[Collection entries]
┌────────

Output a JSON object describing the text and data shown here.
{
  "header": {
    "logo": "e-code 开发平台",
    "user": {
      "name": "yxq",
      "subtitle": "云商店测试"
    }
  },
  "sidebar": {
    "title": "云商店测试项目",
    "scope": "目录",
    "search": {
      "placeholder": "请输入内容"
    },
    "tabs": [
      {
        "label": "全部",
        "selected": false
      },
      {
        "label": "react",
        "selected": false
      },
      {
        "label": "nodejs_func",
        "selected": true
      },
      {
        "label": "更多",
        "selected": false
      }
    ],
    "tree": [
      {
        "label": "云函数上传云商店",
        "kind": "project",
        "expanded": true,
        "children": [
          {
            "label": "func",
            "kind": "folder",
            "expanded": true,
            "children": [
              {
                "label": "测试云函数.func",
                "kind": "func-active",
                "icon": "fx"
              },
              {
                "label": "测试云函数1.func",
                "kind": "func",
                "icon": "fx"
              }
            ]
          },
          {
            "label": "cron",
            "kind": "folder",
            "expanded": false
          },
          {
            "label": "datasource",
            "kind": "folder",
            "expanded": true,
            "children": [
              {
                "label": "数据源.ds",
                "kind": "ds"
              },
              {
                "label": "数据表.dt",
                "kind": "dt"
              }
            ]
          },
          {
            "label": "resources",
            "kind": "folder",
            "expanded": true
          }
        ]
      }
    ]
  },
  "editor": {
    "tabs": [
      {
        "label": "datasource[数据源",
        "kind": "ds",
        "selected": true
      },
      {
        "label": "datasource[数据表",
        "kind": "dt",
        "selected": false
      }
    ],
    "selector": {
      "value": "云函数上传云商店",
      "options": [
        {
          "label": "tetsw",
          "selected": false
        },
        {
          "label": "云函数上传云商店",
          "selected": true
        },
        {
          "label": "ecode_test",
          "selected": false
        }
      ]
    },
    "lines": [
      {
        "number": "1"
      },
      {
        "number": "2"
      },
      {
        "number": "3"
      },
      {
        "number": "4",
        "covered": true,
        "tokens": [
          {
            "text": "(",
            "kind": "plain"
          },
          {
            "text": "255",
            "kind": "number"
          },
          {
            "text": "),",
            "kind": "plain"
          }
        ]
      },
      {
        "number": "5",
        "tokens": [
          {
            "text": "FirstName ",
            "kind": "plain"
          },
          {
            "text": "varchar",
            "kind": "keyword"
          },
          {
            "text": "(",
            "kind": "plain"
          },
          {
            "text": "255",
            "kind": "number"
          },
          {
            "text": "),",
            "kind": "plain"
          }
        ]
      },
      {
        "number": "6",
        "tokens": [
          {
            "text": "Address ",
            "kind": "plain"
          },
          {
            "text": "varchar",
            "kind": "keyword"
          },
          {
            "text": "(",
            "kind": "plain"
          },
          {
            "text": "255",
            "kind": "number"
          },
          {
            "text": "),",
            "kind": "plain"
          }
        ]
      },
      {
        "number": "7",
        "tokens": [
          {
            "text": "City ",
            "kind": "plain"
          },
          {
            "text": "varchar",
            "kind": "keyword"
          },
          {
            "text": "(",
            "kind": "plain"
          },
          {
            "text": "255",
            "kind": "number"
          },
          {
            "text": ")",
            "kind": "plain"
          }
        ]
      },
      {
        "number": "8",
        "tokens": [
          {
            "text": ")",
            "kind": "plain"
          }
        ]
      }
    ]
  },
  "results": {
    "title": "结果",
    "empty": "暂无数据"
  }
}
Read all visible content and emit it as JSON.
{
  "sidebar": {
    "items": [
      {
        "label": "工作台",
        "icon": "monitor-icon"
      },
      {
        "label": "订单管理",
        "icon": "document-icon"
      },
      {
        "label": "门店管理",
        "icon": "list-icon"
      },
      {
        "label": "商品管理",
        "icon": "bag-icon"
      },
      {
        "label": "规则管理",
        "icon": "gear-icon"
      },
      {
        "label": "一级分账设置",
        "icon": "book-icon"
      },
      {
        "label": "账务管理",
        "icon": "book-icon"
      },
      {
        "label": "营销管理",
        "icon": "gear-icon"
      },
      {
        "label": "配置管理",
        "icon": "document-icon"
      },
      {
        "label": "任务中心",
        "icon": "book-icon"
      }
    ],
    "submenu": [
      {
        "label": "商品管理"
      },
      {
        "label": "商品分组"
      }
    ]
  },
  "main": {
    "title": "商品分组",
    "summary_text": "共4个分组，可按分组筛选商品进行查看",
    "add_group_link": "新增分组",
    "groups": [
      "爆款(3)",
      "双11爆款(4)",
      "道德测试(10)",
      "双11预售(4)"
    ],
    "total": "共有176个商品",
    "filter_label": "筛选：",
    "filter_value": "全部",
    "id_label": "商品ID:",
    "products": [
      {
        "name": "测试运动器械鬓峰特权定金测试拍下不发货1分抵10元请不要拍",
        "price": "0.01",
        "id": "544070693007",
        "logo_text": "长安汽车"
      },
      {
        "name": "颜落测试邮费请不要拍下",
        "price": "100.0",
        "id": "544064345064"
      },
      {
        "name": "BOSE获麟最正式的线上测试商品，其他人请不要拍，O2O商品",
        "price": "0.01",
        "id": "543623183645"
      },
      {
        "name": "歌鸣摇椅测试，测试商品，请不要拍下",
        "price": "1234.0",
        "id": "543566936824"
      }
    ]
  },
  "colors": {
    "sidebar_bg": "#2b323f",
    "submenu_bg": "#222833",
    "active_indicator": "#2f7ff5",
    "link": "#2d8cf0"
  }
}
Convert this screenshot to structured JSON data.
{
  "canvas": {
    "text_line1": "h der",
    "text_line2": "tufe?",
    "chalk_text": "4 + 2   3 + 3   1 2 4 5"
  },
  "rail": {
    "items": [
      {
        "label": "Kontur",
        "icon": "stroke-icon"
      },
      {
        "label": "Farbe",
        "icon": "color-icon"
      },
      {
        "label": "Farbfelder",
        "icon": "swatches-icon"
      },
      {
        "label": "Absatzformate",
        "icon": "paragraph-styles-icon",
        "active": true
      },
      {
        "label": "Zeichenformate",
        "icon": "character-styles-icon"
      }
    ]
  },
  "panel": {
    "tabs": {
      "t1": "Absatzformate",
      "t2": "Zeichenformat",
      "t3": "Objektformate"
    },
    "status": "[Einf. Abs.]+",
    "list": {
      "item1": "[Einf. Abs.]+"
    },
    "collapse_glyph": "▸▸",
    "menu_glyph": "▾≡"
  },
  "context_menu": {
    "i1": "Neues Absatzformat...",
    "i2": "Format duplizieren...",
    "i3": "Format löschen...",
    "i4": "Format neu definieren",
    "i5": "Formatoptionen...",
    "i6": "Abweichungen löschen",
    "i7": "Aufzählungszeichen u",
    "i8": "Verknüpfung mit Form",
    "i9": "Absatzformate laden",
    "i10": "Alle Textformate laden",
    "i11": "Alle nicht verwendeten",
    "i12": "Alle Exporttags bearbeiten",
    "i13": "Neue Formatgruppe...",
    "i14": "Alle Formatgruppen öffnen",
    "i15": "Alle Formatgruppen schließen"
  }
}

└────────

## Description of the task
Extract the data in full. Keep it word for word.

## Exercise answer
Output a JSON object describing the text and data shown here.
{
  "header": {
    "logo": "e-code 开发平台",
    "user": {
      "name": "yxq",
      "subtitle": "云商店测试"
    }
  },
  "sidebar": {
    "title": "云商店测试项目",
    "scope": "目录",
    "search": {
      "placeholder": "请输入内容"
    },
    "tabs": [
      {
        "label": "全部",
        "selected": false
      },
      {
        "label": "react",
        "selected": false
      },
      {
        "label": "nodejs_func",
        "selected": true
      },
      {
        "label": "更多",
        "selected": false
      }
    ],
    "tree": [
      {
        "label": "云函数上传云商店",
        "kind": "project",
        "expanded": true,
        "children": [
          {
            "label": "func",
            "kind": "folder",
            "expanded": true,
            "children": [
              {
                "label": "测试云函数.func",
                "kind": "func-active",
                "icon": "fx"
              },
              {
                "label": "测试云函数1.func",
                "kind": "func",
                "icon": "fx"
              }
            ]
          },
          {
            "label": "cron",
            "kind": "folder",
            "expanded": false
          },
          {
            "label": "datasource",
            "kind": "folder",
            "expanded": true,
            "children": [
              {
                "label": "数据源.ds",
                "kind": "ds"
              },
              {
                "label": "数据表.dt",
                "kind": "dt"
              }
            ]
          },
          {
            "label": "resources",
            "kind": "folder",
            "expanded": true
          }
        ]
      }
    ]
  },
  "editor": {
    "tabs": [
      {
        "label": "datasource[数据源",
        "kind": "ds",
        "selected": true
      },
      {
        "label": "datasource[数据表",
        "kind": "dt",
        "selected": false
      }
    ],
    "selector": {
      "value": "云函数上传云商店",
      "options": [
        {
          "label": "tetsw",
          "selected": false
        },
        {
          "label": "云函数上传云商店",
          "selected": true
        },
        {
          "label": "ecode_test",
          "selected": false
        }
      ]
    },
    "lines": [
      {
        "number": "1"
      },
      {
        "number": "2"
      },
      {
        "number": "3"
      },
      {
        "number": "4",
        "covered": true,
        "tokens": [
          {
            "text": "(",
            "kind": "plain"
          },
          {
            "text": "255",
            "kind": "number"
          },
          {
            "text": "),",
            "kind": "plain"
          }
        ]
      },
      {
        "number": "5",
        "tokens": [
          {
            "text": "FirstName ",
            "kind": "plain"
          },
          {
            "text": "varchar",
            "kind": "keyword"
          },
          {
            "text": "(",
            "kind": "plain"
          },
          {
            "text": "255",
            "kind": "number"
          },
          {
            "text": "),",
            "kind": "plain"
          }
        ]
      },
      {
        "number": "6",
        "tokens": [
          {
            "text": "Address ",
            "kind": "plain"
          },
          {
            "text": "varchar",
            "kind": "keyword"
          },
          {
            "text": "(",
            "kind": "plain"
          },
          {
            "text": "255",
            "kind": "number"
          },
          {
            "text": "),",
            "kind": "plain"
          }
        ]
      },
      {
        "number": "7",
        "tokens": [
          {
            "text": "City ",
            "kind": "plain"
          },
          {
            "text": "varchar",
            "kind": "keyword"
          },
          {
            "text": "(",
            "kind": "plain"
          },
          {
            "text": "255",
            "kind": "number"
          },
          {
            "text": ")",
            "kind": "plain"
          }
        ]
      },
      {
        "number": "8",
        "tokens": [
          {
            "text": ")",
            "kind": "plain"
          }
        ]
      }
    ]
  },
  "results": {
    "title": "结果",
    "empty": "暂无数据"
  }
}
Read all visible content and emit it as JSON.
{
  "sidebar": {
    "items": [
      {
        "label": "工作台",
        "icon": "monitor-icon"
      },
      {
        "label": "订单管理",
        "icon": "document-icon"
      },
      {
        "label": "门店管理",
        "icon": "list-icon"
      },
      {
        "label": "商品管理",
        "icon": "bag-icon"
      },
      {
        "label": "规则管理",
        "icon": "gear-icon"
      },
      {
        "label": "一级分账设置",
        "icon": "book-icon"
      },
      {
        "label": "账务管理",
        "icon": "book-icon"
      },
      {
        "label": "营销管理",
        "icon": "gear-icon"
      },
      {
        "label": "配置管理",
        "icon": "document-icon"
      },
      {
        "label": "任务中心",
        "icon": "book-icon"
      }
    ],
    "submenu": [
      {
        "label": "商品管理"
      },
      {
        "label": "商品分组"
      }
    ]
  },
  "main": {
    "title": "商品分组",
    "summary_text": "共4个分组，可按分组筛选商品进行查看",
    "add_group_link": "新增分组",
    "groups": [
      "爆款(3)",
      "双11爆款(4)",
      "道德测试(10)",
      "双11预售(4)"
    ],
    "total": "共有176个商品",
    "filter_label": "筛选：",
    "filter_value": "全部",
    "id_label": "商品ID:",
    "products": [
      {
        "name": "测试运动器械鬓峰特权定金测试拍下不发货1分抵10元请不要拍",
        "price": "0.01",
        "id": "544070693007",
        "logo_text": "长安汽车"
      },
      {
        "name": "颜落测试邮费请不要拍下",
        "price": "100.0",
        "id": "544064345064"
      },
      {
        "name": "BOSE获麟最正式的线上测试商品，其他人请不要拍，O2O商品",
        "price": "0.01",
        "id": "543623183645"
      },
      {
        "name": "歌鸣摇椅测试，测试商品，请不要拍下",
        "price": "1234.0",
        "id": "543566936824"
      }
    ]
  },
  "colors": {
    "sidebar_bg": "#2b323f",
    "submenu_bg": "#222833",
    "active_indicator": "#2f7ff5",
    "link": "#2d8cf0"
  }
}
Convert this screenshot to structured JSON data.
{
  "canvas": {
    "text_line1": "h der",
    "text_line2": "tufe?",
    "chalk_text": "4 + 2   3 + 3   1 2 4 5"
  },
  "rail": {
    "items": [
      {
        "label": "Kontur",
        "icon": "stroke-icon"
      },
      {
        "label": "Farbe",
        "icon": "color-icon"
      },
      {
        "label": "Farbfelder",
        "icon": "swatches-icon"
      },
      {
        "label": "Absatzformate",
        "icon": "paragraph-styles-icon",
        "active": true
      },
      {
        "label": "Zeichenformate",
        "icon": "character-styles-icon"
      }
    ]
  },
  "panel": {
    "tabs": {
      "t1": "Absatzformate",
      "t2": "Zeichenformat",
      "t3": "Objektformate"
    },
    "status": "[Einf. Abs.]+",
    "list": {
      "item1": "[Einf. Abs.]+"
    },
    "collapse_glyph": "▸▸",
    "menu_glyph": "▾≡"
  },
  "context_menu": {
    "i1": "Neues Absatzformat...",
    "i2": "Format duplizieren...",
    "i3": "Format löschen...",
    "i4": "Format neu definieren",
    "i5": "Formatoptionen...",
    "i6": "Abweichungen löschen",
    "i7": "Aufzählungszeichen u",
    "i8": "Verknüpfung mit Form",
    "i9": "Absatzformate laden",
    "i10": "Alle Textformate laden",
    "i11": "Alle nicht verwendeten",
    "i12": "Alle Exporttags bearbeiten",
    "i13": "Neue Formatgruppe...",
    "i14": "Alle Formatgruppen öffnen",
    "i15": "Alle Formatgruppen schließen"
  }
}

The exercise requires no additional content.